Banks typically offers block deals to their important customers, like private-equity companies. But recently, banks have been doing more block-trade operations, subjecting them to higher risk.
The growth of block trade deals happens due to falling in trading revenue of banks and low-interest rates adversely affected profits.
According to Daniel Klausner, a managing director at PricewaterhouseCoopers, 2016 is a particularly difficult year for equity capital markets, meaning the business of raising funds through selling shares.
Corporations and shareholders use block trades as it guarantees a particular price and the certainty they can’t have selling stocks by themselves in the market.
Ten years ago, not many banks actively used block trade deals. Currently, Wall Street biggest banks fight for block trades.
Lately, two deals have presented the possible risk for the banks.
KKR & Co., a private-equity firm, sold 15 million shares of Walgreens Boots Alliance Inc. to Citigroup Inc. at the beginning of May.

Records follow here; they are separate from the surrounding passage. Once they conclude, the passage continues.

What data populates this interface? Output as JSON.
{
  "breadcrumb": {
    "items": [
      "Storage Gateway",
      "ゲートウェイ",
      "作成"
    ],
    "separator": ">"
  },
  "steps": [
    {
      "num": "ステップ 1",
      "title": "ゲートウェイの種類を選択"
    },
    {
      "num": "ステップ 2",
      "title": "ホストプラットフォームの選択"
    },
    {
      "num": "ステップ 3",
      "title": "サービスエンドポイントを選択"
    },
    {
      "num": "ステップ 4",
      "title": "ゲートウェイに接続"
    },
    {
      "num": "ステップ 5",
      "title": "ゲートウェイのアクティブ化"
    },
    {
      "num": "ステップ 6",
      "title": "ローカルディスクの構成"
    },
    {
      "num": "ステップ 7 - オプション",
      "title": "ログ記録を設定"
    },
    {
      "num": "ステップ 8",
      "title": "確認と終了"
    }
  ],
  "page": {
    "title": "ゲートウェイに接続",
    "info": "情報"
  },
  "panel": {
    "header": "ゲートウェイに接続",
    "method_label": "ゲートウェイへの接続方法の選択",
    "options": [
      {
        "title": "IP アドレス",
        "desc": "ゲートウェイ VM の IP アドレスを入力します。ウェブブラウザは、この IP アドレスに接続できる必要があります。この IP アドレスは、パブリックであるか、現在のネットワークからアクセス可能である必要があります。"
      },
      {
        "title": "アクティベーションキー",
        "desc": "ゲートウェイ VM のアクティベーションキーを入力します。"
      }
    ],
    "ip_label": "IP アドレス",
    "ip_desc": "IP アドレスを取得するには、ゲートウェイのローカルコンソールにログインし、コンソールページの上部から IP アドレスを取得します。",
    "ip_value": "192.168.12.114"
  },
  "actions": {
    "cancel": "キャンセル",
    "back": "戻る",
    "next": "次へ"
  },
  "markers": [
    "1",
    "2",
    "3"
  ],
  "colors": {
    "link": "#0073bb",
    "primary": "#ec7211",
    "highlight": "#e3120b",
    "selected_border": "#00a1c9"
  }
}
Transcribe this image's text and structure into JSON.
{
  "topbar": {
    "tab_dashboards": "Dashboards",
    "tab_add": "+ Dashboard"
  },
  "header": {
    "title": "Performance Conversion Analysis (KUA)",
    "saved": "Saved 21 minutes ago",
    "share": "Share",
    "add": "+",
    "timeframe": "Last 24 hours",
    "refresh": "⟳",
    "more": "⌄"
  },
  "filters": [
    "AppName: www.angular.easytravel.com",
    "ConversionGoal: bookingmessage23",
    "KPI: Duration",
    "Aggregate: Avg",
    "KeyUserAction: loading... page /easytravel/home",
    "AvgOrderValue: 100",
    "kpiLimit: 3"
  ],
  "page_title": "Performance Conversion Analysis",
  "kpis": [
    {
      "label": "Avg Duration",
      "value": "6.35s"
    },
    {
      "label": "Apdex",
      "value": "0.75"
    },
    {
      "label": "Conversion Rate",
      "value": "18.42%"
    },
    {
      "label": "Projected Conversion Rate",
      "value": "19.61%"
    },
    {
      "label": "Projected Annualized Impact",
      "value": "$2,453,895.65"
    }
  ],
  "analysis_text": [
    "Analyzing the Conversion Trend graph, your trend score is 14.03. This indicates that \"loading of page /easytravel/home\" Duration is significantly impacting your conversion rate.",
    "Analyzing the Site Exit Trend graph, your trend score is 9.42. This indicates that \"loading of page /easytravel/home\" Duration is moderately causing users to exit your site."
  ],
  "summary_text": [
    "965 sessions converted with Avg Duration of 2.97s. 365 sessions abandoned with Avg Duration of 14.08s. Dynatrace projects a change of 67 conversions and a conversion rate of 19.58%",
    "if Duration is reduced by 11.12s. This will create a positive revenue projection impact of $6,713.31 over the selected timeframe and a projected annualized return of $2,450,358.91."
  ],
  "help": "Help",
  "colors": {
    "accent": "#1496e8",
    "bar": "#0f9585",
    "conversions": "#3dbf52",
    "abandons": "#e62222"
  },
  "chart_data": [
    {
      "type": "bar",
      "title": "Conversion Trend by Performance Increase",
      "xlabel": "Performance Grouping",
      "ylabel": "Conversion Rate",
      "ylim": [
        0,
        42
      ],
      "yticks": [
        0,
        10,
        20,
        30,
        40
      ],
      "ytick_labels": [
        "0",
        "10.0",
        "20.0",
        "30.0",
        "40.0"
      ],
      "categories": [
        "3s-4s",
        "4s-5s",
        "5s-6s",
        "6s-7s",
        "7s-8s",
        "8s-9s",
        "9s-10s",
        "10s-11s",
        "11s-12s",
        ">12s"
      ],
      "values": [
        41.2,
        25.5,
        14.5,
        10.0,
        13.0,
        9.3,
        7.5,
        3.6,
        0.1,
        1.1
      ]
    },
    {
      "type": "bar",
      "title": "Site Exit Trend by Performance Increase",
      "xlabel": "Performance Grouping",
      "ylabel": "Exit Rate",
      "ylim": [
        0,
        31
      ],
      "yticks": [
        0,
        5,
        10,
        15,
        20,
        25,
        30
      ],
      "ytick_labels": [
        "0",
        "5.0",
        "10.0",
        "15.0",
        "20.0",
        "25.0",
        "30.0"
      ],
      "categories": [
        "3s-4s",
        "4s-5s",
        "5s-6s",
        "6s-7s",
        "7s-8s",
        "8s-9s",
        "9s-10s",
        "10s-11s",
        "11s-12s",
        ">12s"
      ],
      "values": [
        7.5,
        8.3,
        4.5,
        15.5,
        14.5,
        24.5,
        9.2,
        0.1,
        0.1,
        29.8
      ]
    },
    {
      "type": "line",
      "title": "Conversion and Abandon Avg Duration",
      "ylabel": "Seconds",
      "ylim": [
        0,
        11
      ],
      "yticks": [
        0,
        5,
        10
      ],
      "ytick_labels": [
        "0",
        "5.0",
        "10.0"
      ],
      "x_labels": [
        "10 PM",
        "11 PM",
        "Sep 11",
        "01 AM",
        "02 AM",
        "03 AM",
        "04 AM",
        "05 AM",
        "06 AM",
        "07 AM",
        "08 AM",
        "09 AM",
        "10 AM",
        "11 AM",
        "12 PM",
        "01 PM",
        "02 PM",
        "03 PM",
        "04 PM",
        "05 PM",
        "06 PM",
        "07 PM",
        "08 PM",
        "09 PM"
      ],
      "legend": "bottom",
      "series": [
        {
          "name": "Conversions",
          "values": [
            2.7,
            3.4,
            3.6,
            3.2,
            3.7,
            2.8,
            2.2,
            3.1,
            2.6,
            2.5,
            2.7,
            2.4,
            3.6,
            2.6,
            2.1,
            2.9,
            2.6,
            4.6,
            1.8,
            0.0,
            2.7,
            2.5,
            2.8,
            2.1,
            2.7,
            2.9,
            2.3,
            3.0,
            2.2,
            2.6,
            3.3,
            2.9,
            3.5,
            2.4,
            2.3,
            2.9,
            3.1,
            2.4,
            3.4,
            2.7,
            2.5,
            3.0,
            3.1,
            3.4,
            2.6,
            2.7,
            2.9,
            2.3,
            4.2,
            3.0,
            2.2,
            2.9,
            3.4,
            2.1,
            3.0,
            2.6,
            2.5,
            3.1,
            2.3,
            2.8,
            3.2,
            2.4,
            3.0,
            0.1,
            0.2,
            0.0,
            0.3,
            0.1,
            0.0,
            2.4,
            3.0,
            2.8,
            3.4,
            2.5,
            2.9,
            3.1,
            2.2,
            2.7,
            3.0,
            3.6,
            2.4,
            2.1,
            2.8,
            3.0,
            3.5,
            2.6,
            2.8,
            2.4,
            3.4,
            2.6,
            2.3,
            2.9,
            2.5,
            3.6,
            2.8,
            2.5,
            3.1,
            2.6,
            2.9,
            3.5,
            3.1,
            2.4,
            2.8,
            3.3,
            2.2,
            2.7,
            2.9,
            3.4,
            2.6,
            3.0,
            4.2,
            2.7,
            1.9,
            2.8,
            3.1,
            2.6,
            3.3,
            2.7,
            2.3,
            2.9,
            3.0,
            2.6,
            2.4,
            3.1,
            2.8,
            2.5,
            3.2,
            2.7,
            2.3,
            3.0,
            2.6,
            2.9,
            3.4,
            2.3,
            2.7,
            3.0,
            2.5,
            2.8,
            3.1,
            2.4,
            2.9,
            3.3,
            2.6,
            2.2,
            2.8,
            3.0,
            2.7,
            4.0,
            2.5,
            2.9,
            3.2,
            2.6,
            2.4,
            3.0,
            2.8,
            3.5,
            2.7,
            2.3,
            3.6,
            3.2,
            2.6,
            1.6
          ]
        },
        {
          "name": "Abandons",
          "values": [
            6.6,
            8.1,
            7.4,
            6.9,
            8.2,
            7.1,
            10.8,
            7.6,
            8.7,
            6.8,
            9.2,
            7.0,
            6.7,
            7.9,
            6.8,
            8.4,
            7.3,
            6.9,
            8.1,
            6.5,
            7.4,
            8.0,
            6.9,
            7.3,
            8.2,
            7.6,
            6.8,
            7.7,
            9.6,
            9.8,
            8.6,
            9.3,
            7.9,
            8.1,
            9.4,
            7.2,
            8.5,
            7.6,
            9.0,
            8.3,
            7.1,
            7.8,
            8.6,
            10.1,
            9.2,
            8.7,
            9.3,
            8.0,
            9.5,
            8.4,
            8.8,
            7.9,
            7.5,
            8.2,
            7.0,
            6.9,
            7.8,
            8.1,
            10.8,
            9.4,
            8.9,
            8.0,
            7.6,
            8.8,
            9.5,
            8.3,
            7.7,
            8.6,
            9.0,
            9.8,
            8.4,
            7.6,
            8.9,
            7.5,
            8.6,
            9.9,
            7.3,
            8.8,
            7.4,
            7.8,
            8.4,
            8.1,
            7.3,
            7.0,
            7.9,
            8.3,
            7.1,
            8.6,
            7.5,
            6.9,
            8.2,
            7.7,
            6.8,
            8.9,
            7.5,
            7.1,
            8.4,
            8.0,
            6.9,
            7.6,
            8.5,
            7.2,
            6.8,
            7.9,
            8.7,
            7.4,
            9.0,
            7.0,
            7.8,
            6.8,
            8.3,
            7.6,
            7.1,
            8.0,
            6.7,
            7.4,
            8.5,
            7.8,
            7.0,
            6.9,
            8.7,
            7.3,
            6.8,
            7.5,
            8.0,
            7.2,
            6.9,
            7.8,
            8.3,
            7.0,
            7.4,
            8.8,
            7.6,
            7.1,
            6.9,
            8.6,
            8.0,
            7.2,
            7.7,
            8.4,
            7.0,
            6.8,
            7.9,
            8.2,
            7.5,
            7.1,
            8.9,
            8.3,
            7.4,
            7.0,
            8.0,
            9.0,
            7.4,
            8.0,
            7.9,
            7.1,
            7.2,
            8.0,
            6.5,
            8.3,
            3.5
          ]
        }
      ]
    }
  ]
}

The bank has paid $80 per share and proposed the shares to customers for $80.10, trying to earn $1.5 million, by the regulatory filings and Dealogic.
Walgreens’s shares lost 2.5% to $79.43, on the next day after the sale was announced. It’s unknown if Citigroup managed to sell these stocks. Walgreens’s shares closed higher than $80 in the three following trading sessions. On Wednesday, Walgreens’s shares were at $77.63.
Wells Fargo & Co. purchased 5 million stocks of PRA Health Sciences Inc. from shareholders on May 2 for $46.70 per share. The bank later offered the shares at $46.90, according to an insider. We don’t know if the bank could trade all of it before the trading session the following day when they dropped by 8.7% to $44.64. On the next day, PRA’s shares grew to $47.13.
Typically in 2016, the stocks traded in block deals have increased the following day, adding to their popularity. According to Dealogic, the average return from the offer price for such sales was 0.5%.
Current market instability can limit the popularity of block trade deals even now when bank is trying to enlarge fee revenues, according to Brian Reilly, global head of equity capital markets at Barclays PLC.
Analytical review at Alpari